She worked out of Wilsonville, Oregon and communicated remotely with the Board for a few years until retiring. During that time, she picked up the fiddle again. She had played as a kid, but when her schedule got busy with horses and work, she didn’t have the time. “If you want to get good at all, you have to have time to practice.” As a silver lining, her move out west, which required selling her horse, presented her with the opportunity to get back into music.
Through mutual friends, she was introduced to the bluegrass community, and from there met others well established in the music scene. She recalled learning of countless opportunities to explore the community: “They’d say, ‘Oh, there’s this jam here and there’s this contra dance going on, and there’s these Irish music sessions.’” She began expanding her interests. One of her greatest discoveries was the existence of dance camps: “Even just in Oregon, there are so many opportunities to go and spend a weekend in some beautiful place like Westwind… I just got back from a dance camp in Orcas Island, which was what they call a do-it-yourself camp.” In exchange for a small fee and some chores, she explained, “You have all your food, a bunk to stay in, deer traipsing across the lawn, canoeing, hiking…” It certainly didn’t sound too bad.
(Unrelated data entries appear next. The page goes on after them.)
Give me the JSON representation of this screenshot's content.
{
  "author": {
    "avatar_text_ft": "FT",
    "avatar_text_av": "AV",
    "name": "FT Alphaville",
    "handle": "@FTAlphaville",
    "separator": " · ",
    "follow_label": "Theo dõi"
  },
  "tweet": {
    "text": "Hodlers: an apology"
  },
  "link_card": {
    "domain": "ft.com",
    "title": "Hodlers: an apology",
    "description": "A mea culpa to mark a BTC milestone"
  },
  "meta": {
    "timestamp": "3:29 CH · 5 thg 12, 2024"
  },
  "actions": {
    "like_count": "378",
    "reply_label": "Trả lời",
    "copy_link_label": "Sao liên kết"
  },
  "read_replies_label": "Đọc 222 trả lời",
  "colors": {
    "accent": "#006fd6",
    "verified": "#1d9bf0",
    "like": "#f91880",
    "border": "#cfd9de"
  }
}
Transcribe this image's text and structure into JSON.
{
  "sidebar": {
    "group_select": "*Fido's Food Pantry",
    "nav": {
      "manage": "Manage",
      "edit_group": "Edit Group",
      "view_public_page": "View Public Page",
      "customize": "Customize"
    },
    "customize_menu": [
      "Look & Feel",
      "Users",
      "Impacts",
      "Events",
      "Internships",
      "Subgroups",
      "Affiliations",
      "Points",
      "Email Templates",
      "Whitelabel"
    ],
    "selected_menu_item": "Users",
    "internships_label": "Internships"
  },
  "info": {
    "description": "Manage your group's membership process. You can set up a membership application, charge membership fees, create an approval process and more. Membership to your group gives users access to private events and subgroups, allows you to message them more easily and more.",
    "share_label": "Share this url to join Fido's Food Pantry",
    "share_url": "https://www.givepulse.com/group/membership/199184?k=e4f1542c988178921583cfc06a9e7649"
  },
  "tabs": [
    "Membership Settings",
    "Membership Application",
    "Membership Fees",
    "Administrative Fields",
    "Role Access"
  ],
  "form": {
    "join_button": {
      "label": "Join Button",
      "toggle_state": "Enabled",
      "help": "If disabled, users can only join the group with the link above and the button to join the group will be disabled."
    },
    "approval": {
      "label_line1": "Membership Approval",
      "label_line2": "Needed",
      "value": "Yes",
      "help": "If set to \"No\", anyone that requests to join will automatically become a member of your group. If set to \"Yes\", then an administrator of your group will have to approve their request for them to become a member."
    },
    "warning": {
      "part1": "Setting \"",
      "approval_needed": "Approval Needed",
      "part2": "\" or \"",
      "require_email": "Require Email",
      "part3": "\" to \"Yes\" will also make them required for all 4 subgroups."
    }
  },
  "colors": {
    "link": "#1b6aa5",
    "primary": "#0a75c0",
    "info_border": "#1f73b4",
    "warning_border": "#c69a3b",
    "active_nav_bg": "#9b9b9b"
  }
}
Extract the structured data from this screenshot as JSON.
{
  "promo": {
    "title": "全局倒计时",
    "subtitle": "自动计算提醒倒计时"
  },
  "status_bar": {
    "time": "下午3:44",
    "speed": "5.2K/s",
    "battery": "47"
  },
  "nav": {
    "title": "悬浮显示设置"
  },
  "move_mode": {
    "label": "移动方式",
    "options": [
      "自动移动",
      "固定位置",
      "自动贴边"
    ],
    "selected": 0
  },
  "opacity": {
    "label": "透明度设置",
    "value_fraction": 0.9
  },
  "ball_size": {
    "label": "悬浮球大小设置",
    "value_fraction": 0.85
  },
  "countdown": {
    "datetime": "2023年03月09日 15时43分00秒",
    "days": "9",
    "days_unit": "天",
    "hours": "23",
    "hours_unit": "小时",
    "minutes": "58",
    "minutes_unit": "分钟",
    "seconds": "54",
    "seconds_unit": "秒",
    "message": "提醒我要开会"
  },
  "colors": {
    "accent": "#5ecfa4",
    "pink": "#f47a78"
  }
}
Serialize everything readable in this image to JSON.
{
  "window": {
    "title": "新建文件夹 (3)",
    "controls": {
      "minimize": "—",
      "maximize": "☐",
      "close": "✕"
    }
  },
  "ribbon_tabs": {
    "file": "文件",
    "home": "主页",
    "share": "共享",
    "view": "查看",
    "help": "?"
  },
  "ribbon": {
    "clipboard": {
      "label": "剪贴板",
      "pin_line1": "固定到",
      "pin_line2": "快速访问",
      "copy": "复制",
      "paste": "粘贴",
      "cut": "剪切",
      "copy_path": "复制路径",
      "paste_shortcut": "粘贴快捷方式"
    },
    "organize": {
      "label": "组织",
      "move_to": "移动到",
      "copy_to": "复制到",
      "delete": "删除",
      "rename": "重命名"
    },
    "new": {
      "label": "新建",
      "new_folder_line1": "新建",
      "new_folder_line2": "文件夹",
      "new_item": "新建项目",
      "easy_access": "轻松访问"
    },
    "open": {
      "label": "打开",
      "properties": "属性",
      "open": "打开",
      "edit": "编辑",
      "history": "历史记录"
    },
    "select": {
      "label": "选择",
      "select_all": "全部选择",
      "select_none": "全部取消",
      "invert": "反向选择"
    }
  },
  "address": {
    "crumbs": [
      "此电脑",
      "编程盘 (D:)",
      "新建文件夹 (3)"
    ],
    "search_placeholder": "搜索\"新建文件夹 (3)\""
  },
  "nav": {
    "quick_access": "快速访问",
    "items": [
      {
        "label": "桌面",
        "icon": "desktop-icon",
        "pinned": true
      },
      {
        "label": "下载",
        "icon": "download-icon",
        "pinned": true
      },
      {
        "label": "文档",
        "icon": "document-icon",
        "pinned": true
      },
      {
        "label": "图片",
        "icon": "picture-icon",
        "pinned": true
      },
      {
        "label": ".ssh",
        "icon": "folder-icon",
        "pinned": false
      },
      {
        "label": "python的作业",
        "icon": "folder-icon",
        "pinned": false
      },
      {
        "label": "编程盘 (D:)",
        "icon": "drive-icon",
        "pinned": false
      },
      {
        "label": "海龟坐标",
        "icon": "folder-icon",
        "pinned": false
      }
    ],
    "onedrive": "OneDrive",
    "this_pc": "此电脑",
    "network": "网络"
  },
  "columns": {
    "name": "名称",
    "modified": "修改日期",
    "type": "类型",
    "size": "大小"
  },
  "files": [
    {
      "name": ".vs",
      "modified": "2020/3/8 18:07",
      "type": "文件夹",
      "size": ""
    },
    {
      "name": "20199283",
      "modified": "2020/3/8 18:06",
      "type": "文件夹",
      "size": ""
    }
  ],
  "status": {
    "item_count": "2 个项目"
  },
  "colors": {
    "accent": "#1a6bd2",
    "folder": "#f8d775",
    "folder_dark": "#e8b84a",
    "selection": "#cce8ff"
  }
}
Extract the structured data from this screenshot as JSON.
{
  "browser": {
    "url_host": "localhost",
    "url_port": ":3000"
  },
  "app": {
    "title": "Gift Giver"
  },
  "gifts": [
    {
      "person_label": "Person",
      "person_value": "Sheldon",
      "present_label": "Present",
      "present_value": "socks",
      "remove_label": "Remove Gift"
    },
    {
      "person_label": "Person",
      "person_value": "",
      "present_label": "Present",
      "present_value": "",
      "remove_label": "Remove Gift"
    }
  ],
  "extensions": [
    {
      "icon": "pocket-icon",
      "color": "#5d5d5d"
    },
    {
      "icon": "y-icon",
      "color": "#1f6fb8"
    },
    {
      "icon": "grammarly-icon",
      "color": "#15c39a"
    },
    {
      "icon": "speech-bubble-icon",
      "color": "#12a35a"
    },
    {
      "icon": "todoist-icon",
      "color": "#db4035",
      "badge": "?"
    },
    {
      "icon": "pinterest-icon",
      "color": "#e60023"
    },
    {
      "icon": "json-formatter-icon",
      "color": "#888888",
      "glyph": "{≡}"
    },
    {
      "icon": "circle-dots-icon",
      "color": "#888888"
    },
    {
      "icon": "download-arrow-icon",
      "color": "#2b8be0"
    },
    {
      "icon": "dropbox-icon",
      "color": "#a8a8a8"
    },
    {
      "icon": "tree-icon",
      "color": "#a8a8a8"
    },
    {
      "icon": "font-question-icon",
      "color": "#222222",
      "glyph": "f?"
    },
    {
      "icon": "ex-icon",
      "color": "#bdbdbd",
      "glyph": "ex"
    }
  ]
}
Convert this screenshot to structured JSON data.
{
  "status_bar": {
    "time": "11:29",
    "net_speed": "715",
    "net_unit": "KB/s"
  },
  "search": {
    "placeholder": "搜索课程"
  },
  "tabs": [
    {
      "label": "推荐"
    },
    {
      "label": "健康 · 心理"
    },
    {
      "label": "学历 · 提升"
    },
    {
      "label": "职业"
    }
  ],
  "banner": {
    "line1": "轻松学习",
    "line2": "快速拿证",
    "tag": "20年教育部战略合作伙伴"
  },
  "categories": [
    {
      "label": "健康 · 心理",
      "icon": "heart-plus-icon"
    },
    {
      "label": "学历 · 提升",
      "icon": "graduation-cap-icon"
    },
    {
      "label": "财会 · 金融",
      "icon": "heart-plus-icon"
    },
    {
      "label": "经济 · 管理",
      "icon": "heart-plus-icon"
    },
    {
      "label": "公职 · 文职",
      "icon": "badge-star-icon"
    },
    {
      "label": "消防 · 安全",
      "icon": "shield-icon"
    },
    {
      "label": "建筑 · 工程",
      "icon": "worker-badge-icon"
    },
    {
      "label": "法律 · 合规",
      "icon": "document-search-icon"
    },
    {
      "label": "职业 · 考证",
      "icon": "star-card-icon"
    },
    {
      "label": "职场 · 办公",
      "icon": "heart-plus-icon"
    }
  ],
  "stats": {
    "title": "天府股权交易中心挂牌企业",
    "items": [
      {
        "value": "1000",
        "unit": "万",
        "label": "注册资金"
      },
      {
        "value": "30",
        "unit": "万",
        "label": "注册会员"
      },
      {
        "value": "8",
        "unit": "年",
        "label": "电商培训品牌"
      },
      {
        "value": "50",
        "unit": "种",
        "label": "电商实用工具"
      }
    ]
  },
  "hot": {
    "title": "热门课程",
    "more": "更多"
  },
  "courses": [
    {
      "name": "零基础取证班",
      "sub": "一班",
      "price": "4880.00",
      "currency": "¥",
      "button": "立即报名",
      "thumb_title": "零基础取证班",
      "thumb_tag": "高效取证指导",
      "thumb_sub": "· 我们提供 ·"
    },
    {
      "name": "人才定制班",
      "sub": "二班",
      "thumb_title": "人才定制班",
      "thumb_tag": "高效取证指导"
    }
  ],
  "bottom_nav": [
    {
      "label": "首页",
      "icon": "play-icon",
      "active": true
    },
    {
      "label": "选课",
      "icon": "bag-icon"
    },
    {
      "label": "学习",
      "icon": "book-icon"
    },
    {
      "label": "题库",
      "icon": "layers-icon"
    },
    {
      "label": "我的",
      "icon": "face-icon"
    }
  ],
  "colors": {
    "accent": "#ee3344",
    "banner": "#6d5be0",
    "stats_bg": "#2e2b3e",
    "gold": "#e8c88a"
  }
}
She was grateful, too, for the welcoming culture. “Music and dance transcend. If you go to a contra dance here, you’re going to see guys in swishy skirts or dresses, people are happy to dance with the same sex, or not. It’s just so… egalitarian. It’s so much fun.” Hearing her talk, it’s clear to me that Patricia has found a passion in these music and dance communities. She sparkles when she tells me about jamming: “I can’t think of anything really more fun than sitting practically knee to knee with somebody and trying to figure out a tune. It’s a real joy.”
Yet the music has provided Patricia with more than a hobby; it led her to her position at Crag. Through mutual friends, Patricia was introduced to Suzanne, Crag’s development director. Patricia was enjoying her retirement, but at the same time recalls thinking, “Golly, I’d really like to do something.” Suzanne knew there would be a place for Patricia, and the rest was history.
Though running an office for horse registries gave Patricia a lot of transferable administrative skills, she’s found that working at Crag has given her a “deeper understanding of the environment.” She described a series of time-lapse images she saw at Crag that showed the progression of logging near Westwind, an area she’s familiar with. “You’re driving and there’s a curtain of trees along the road, and you’re thinking ‘Oh, it’s so pretty!’” Behind that forested veil, however, “It’s just clear-cuts. And they’re planting it back into a monoculture.”
Working with the attorneys has given her plenty of insights, and she’s come to realize that her favorite part of working at Crag is the people. “I ran an office by myself for almost ten years, and you get tired of being the only employee,” she says. “At Crag, it’s delightful to be around such intelligent, passionate people. It made me realize what a void I was working in, in a lot of ways. It’s really nice to be around people who care so much about what it is that they’re doing … it’s not ‘all about me,’ and it’s not about making money.” Patricia humbly describes her own job as “support staff,” but in such a small office trying to get so much done, Patricia is far more crucial than she lets on. Her readiness to put on so many hats makes her an invaluable addition to the Crag team. Flexibility has always been one of Patricia’s strong suits.
Genevieve Beske is a DukeEngage intern at Crag for Summer 2019. She is a rising junior at Duke University majoring in English, and is hoping to one day pursue a law degree. She is passionate about the environment and loves nature, and has enjoyed learning about how Crag works through complex environmental problems and handles the challenges of nonprofit work.